Why are Russian Startups Taking Off?

Why are Russian Startups Taking Off?

You’d think that Russian companies would be facing some stiff challenges, what with economic sanctions, a low level of venture funding and the general egg on the face from recent international events.

Nonetheless, Moscow has been ranked as the number 2 city for rapidly growing private companies on Inc’s 5000 Europe list. St Petersburg also made the list in 9th place.

Companies like Moscow-based Varmega and Kompaniya Optima are excellent examples, seeing their respective revenues skyrocket by 1,990 percent and 2,076 percent since 2013. And Yandex, the Russian Internet behemoth, is responsible for 54% of online searches and reported $1.6 billion in sales last year, a 24% increase over 2016.

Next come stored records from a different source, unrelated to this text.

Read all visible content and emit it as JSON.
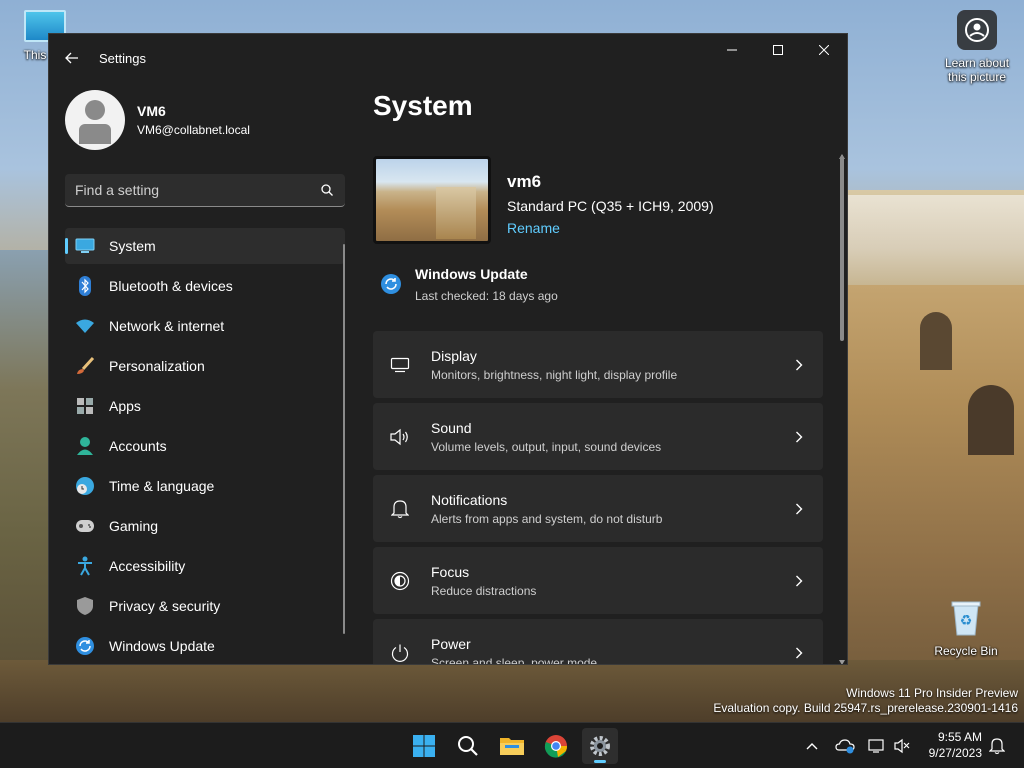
{
  "desktop": {
    "icons": {
      "this_pc": "This PC",
      "learn_about": "Learn about\nthis picture",
      "recycle_bin": "Recycle Bin"
    },
    "watermark": {
      "line1": "Windows 11 Pro Insider Preview",
      "line2": "Evaluation copy. Build 25947.rs_prerelease.230901-1416"
    }
  },
  "window": {
    "title": "Settings",
    "controls": {
      "minimize": "minimize",
      "maximize": "maximize",
      "close": "close"
    }
  },
  "profile": {
    "name": "VM6",
    "email": "VM6@collabnet.local"
  },
  "search": {
    "placeholder": "Find a setting"
  },
  "nav": {
    "items": [
      {
        "label": "System",
        "icon": "monitor-icon",
        "active": true
      },
      {
        "label": "Bluetooth & devices",
        "icon": "bluetooth-icon"
      },
      {
        "label": "Network & internet",
        "icon": "wifi-icon"
      },
      {
        "label": "Personalization",
        "icon": "brush-icon"
      },
      {
        "label": "Apps",
        "icon": "apps-icon"
      },
      {
        "label": "Accounts",
        "icon": "person-icon"
      },
      {
        "label": "Time & language",
        "icon": "globe-clock-icon"
      },
      {
        "label": "Gaming",
        "icon": "gamepad-icon"
      },
      {
        "label": "Accessibility",
        "icon": "accessibility-icon"
      },
      {
        "label": "Privacy & security",
        "icon": "shield-icon"
      },
      {
        "label": "Windows Update",
        "icon": "update-icon"
      }
    ]
  },
  "main": {
    "title": "System",
    "device": {
      "name": "vm6",
      "model": "Standard PC (Q35 + ICH9, 2009)",
      "rename": "Rename"
    },
    "windows_update": {
      "title": "Windows Update",
      "subtitle": "Last checked: 18 days ago"
    },
    "cards": [
      {
        "title": "Display",
        "subtitle": "Monitors, brightness, night light, display profile",
        "icon": "display-icon"
      },
      {
        "title": "Sound",
        "subtitle": "Volume levels, output, input, sound devices",
        "icon": "speaker-icon"
      },
      {
        "title": "Notifications",
        "subtitle": "Alerts from apps and system, do not disturb",
        "icon": "bell-icon"
      },
      {
        "title": "Focus",
        "subtitle": "Reduce distractions",
        "icon": "focus-icon"
      },
      {
        "title": "Power",
        "subtitle": "Screen and sleep, power mode",
        "icon": "power-icon"
      }
    ]
  },
  "taskbar": {
    "apps": [
      "start-icon",
      "search-icon",
      "file-explorer-icon",
      "chrome-icon",
      "settings-icon"
    ],
    "clock": {
      "time": "9:55 AM",
      "date": "9/27/2023"
    }
  },
  "colors": {
    "accent": "#60cdff",
    "window_bg": "#202020",
    "card_bg": "#2b2b2b"
  }
}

William Courtney, a former diplomat and executive director of the nonprofit Rand Business Leaders Forum in Arlington, Virginia says “if it weren’t for political risks, Russia could become a global startup powerhouse.” However, the risks aren’t inconsequential. Sanctions are having an impact, and educated Russians are leaving the country to work and invest in the US and Europe. The impact on the venture capital community has been significant.

American investors were once keen on the Russian market, investing more than $400 million in Russian startups in 2012. In 2017, no Russian startups listed US investors. The trouble is likely to abate soon either, as evidence of Russia’s meddling in the 2016 US election could result in new sanctions. Evidence of Russian skullduggery on Facebook to increase discord among liberals and conservatives in the US is also likely to exacerbate suspicions of Russia and the perception of the country’s business environment.

One thing about Russia though, is that the bear is too big to ignore. By population, the country is 9th in the world and it also offers a pleasingly low tax rate and a highly educated population. This is good news indeed for those looking to start a business. Sergey Bulaev, founder of the shopping-list app Buy Me a Pie, saw the climate as extremely promising. His app, which for a $13 annual fee allows customers to track grocery purchases, has added half a million users since its 2011 launch. Bulaev calls attention to the low corporate tax rates in Russia as a boon; the federal rate is around 24% compared to 35% in the US.

Bulaev also cites the cost of labor in Russia, noting that it’s 80% cheaper to hire employees in Russia compared to Silicon Valley. His company is based in the tech hub of Ulyanovsk, which to be fair has a significantly lower cost of living than Moscow.

Russian workers often boast superior technical skills and Moscow is home to a number of prestigious higher educational institutions, including Moscow State University, the Moscow Engineering Physics Institute, the National Research University of Electronic Technology,and  the New Economic School as well as the Skolkovo Innovation Center.

For more, please visit:
Like It or Not, Startups Are Soaring in Russia. Here’s Why | Inc

SEC Takes a Look at Fee Transparency How Technology Affects Your Clients